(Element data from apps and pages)
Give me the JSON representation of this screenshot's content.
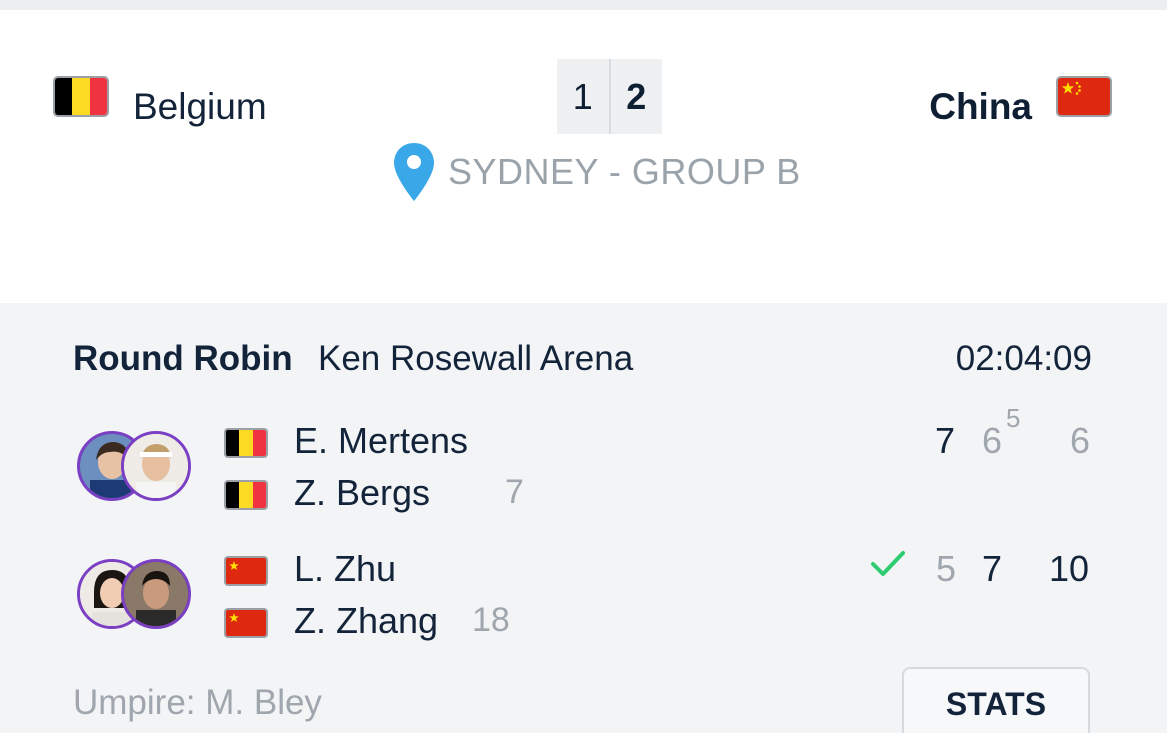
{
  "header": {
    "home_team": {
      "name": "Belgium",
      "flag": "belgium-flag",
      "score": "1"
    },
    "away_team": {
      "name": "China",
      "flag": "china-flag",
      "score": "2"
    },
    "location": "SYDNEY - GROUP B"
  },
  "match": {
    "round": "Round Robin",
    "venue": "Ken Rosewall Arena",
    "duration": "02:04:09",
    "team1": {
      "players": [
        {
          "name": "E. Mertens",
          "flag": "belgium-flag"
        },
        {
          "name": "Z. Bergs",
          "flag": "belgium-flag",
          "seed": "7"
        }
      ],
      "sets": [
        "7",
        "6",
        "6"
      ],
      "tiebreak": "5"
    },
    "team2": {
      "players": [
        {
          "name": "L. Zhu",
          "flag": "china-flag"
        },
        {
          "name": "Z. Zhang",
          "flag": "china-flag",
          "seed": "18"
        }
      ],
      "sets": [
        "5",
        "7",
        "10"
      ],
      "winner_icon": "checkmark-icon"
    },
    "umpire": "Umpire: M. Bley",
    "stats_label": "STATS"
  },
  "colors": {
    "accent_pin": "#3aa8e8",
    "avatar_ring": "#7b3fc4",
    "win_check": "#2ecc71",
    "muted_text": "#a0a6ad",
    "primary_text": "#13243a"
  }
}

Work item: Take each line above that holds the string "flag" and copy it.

Finished exercise:
      "flag": "belgium-flag",
      "flag": "china-flag",
          "flag": "belgium-flag"
          "flag": "belgium-flag",
          "flag": "china-flag"
          "flag": "china-flag",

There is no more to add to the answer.